Under The Streetlamp

The cornerstone of popular music is reclaiming its rightful spot at the intersection of past and present. Under the Streetlamp is a tip-of-the hat to the crooners of the American Radio songbook, featuring the music of such legendary artists as Elvis Presley, Roy Orbison, The Beatles, the Beach Boys, and more.
Backed by an outstanding seven-piece band, Under the Streetlamp bring these classic hits back to the fans who first fell in love with the music and introduces a new generation to the timeless classics of the 50s, 60s, and 70s with an impeccable balance of tender ballads and uptempo classics, performed with the same signature harmonies and choreography of the era. Under the Streetlamp hits the stage April 27 at the Florida Theatre.
“There is no narrative, no story,” says member Michael Ingersoll. “For me, it’s all about the story within the song. Great artists like Roy Orbison and Johnny Cash were masters at distilling a story down to its essence and telling that story through a song that resonated with depth and character. That’s why it’s so much fun for me to sing their music and why artists like them still have a prominent place in pop culture today.”

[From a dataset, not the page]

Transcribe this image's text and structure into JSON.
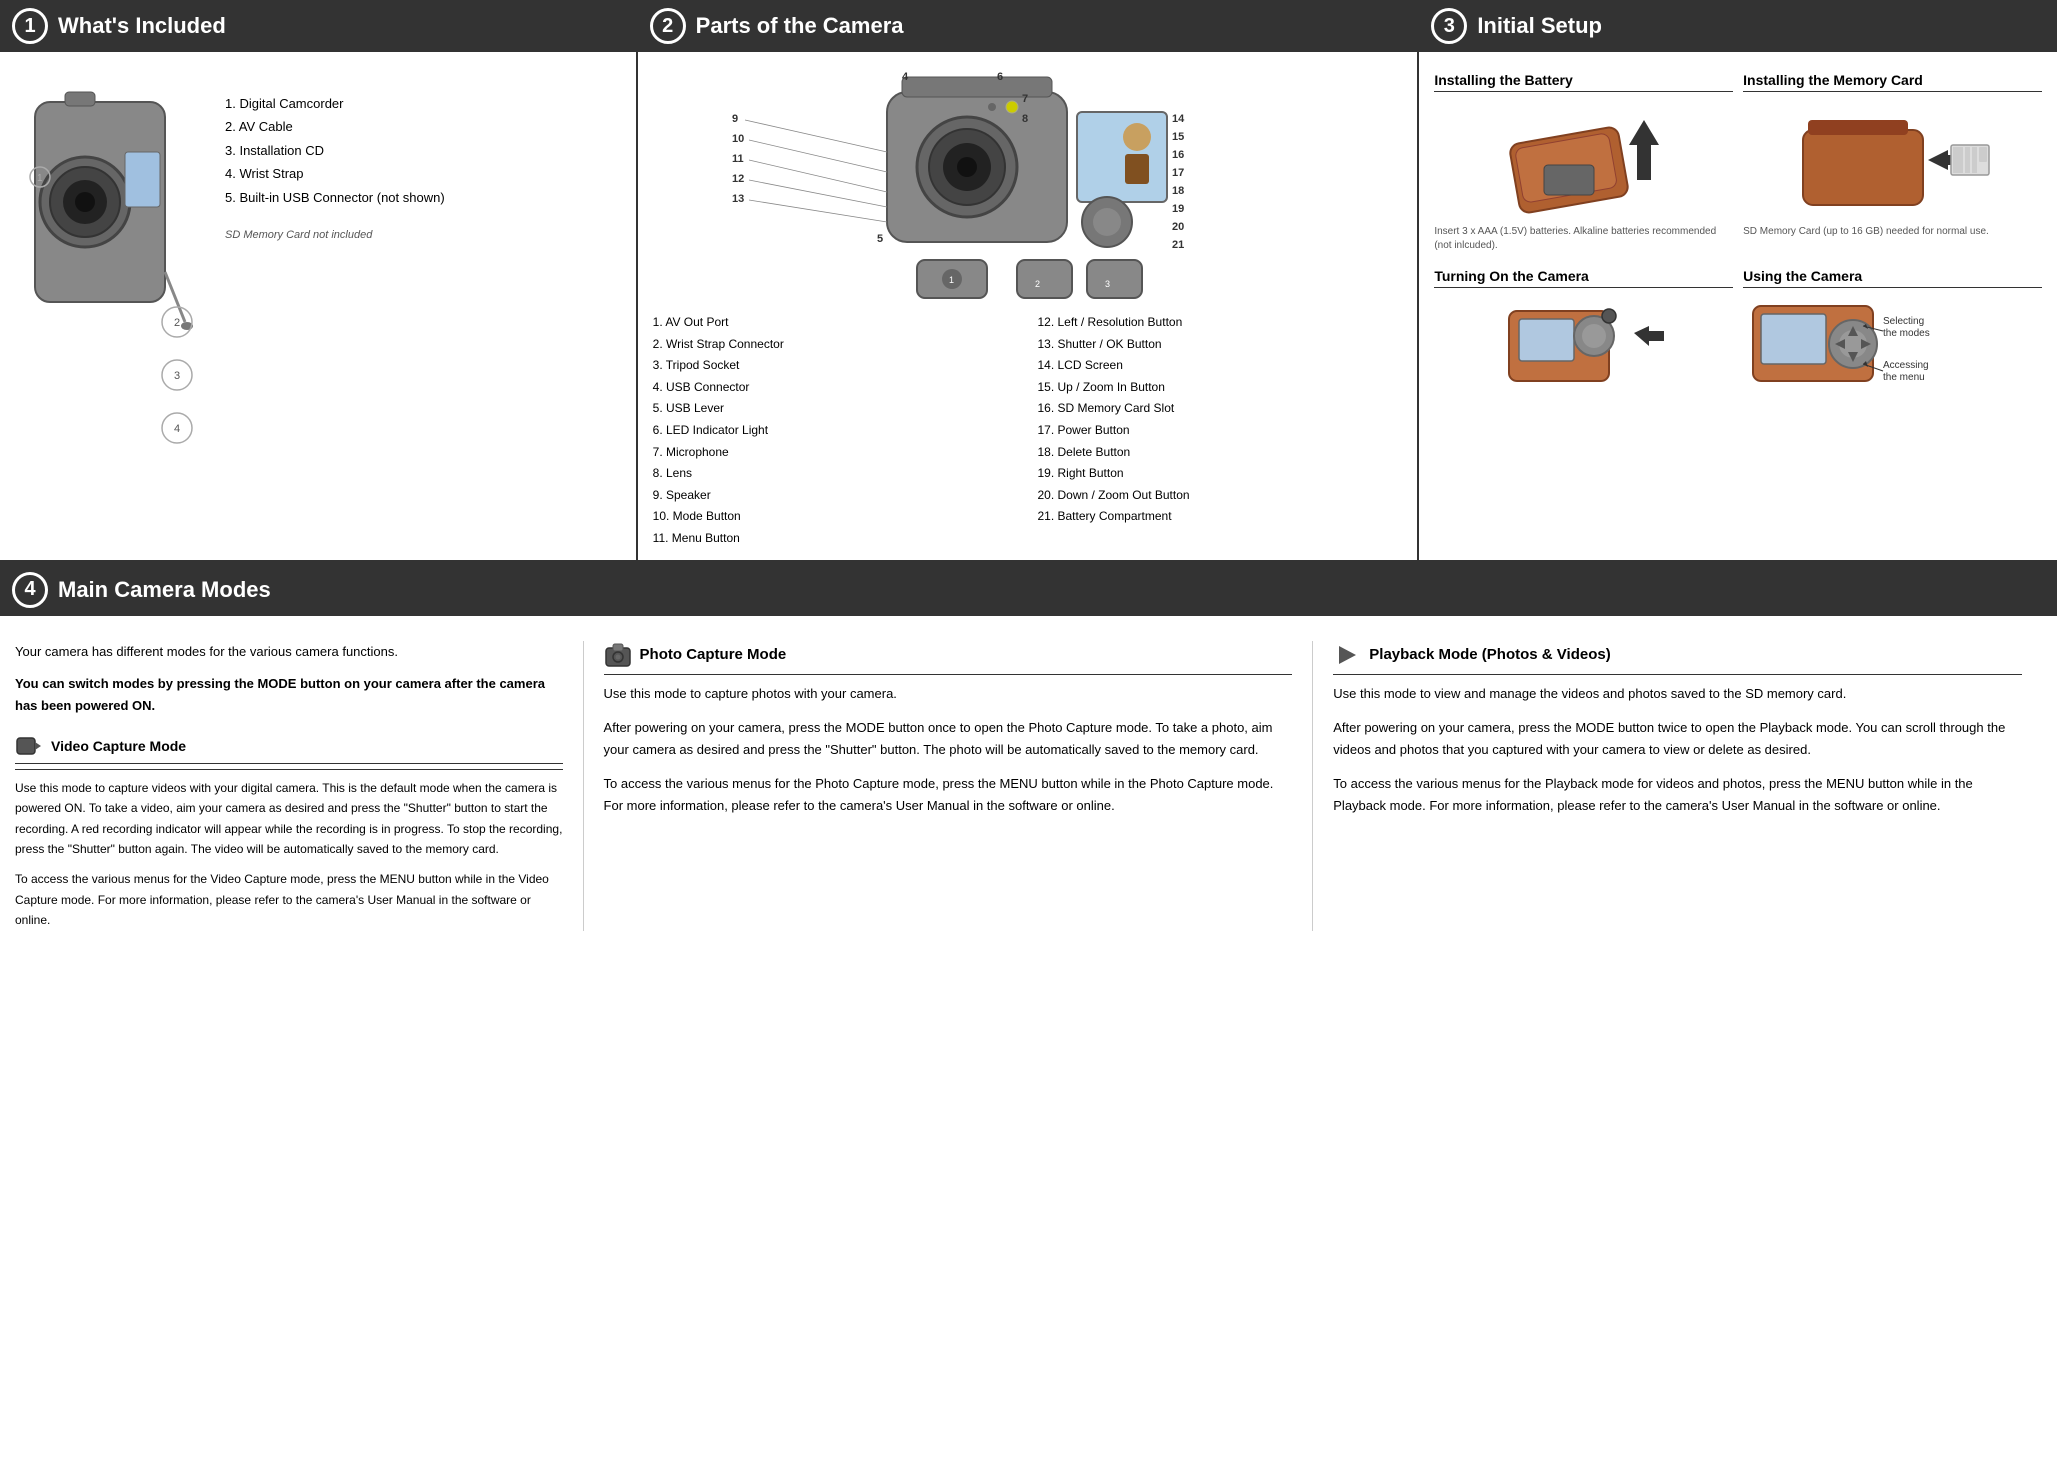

Ingersoll and his bandmates Michael Cunio, Christopher Kale Jones, and Shonn Wiley, first met as members of the cast of Jersey Boys, performing over 1,300 shows over three years. “We played a band. Then we became one,” says Ingersoll, who was a member of the first national tour of the musical. “We were all actors before we started doing this for a living. There was a huge enthusiasm for the music of the 60s. A lot of people, especially the baby boomers, were going nuts embracing young people singing this music, dancing and performing to the best of their abilities.”
The group cut their teeth in clubs throughout Chicago, expanding their repertoire to include such artists as Etta James, The Turtles, and the Beatles, before deciding to take their music from the stage to the studio. When Jersey Boys closed in 2011, Ingersoll and his bandmates continued to perform as Under the Streetlamp rather than retreat back to their former professions on stage and screen. They recorded a five-minute demo that launched the first of two hour-long PBS specials, airing in over 100 million homes worldwide. “We formed [the project] as a lark, and it ended up growing much further and much faster than any of us anticipated,” he says. “The odds were not in our favor of that turning of events. Luckily, the appetite for this kind of music is just huge.”
Together, the group has also recorded three albums and appeared as musical guests on TV’s “Access Hollywood” and “Extra”, “The Oprah Winfrey Show”, “The Primetime Emmys”, and “The Tonight Show with Jay Leno.”
“We are trying to build a younger audience as well. We find people of all ages are coming to our concerts,” Ingersoll says. “There is something that they love about seeing us embrace this music and continue to keep it alive in our culture and pass it down to the next generation. Their enthusiasm and willingness to support us is the main reason that we get the privilege of doing this.”
For Ingersoll, it is a testament to music that draws people in, gets them on their feet, and keeps them moving throughout the performance. “The music itself, the genre of the 60s, entices people who don’t know about us [when they come] in the door. Once you actually see the show, you have a decent chance of leaving as an Under the Streetlamp fan.”
Ingersoll says the band also injects humor and storytelling into each performance to create a well-rounded concert experience. “We are not just an oldies revue. We take the music seriously and want to perform it well, but we don’t take ourselves seriously at all. It is a very relaxed atmosphere. It’s the right combination of factors to create joy in the room. There is a camaraderie and energy that comes from a show,” he says. “You will hear your favorite songs. You are going to dance. And you will have a great time.”
The life of a touring musician is not always a trip to the circus. The band spends weeks at a time on the road, living on a tour bus away from loved ones, showering at venues, and eating when and where they can. Ingersoll says the band is always looking for inspiring opportunities to give back along the way, performing in conjunction with charitable organizations and fundraisers that bring awareness to a wide range of causes. “It adds value to an event, and it is tremendously satisfying to see how many different people are creating communities to help other people,” he says. “People are really creative in how they can help, and seeing that energy in motion is fantastic.”
At a time when cynicism and negativity are over-saturating the public consciousness, Ingersoll takes solace in music as a positive change-agent and a simple outlet for joy, even if it’s just for a couple of hours. “I think it needs to be okay for people to spend a night in a room together celebrating music, particularly music that unites a generation,” he says. “You can have uncomplicated entertainment that lets people feel good for a while. Escaping business, politics, differences and religion-–that’s what art is for. Just providing music as an escape is a service in and of itself. That’s why we do it.”

About Liza Mitchell